You will see everything that you expect to see, but everything might not appear as you expected it. The less preconceptions about what you will see, the more you will see. You mold your world with what you conceive and your world molds you with what you perceive. Preconceptions which are given to you from sources outside of your own cognitive processes can act as tints do on your vision, blocking certain wavelengths of color so that they don't offend your eye.
Concepts that you hold to be true in your mind are like tools that you hold in your hand, crafting the materials that you create. Biased preconception that are handed to you that you choose to hold will hinder your hands from crafting your own ideas, acting as burdens hung around your wrists, slowing you down and inhibiting you from experiencing the world in balance. When we work within the balance of nature and within the balance of human emotions, we can live sustainably, if that is what we each expect to see.
As you are constantly thinking of what to expect next, your brain is processing, creating new information to prepare you for how to react. Preconceptions generated in this preparatory process can be useful and act as a shield would in combat, but once a peaceful situation is reached, the shields can be put down. Old preconceptions that have been held onto for too long become obsolete as the conditions in which they were created change.
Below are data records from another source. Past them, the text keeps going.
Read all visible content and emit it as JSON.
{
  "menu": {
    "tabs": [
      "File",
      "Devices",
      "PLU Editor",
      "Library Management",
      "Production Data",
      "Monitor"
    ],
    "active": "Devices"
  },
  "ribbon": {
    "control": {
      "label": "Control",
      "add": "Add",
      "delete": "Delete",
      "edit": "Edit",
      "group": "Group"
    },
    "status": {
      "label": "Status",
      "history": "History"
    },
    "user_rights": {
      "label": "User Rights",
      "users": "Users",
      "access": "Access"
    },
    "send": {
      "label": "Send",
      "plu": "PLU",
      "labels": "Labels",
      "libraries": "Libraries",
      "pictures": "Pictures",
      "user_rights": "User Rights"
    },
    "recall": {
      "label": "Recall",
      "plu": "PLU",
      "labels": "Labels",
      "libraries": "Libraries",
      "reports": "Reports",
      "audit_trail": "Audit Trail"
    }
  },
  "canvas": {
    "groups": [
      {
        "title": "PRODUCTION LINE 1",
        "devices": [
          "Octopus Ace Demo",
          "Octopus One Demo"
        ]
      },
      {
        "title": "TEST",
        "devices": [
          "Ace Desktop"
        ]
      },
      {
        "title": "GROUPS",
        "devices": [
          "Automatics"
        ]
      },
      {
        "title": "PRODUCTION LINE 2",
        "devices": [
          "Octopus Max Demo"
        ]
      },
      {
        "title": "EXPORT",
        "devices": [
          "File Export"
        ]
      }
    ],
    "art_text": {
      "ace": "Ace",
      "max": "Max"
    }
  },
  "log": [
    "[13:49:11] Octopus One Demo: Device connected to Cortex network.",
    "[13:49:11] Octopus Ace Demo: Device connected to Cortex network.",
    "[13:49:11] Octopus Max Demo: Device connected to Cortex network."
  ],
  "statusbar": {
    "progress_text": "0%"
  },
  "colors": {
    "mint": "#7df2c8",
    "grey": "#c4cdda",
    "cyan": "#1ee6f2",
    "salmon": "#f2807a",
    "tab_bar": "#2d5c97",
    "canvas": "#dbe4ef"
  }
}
Flexibility and recyclibility become virtues in the concepts that we hold.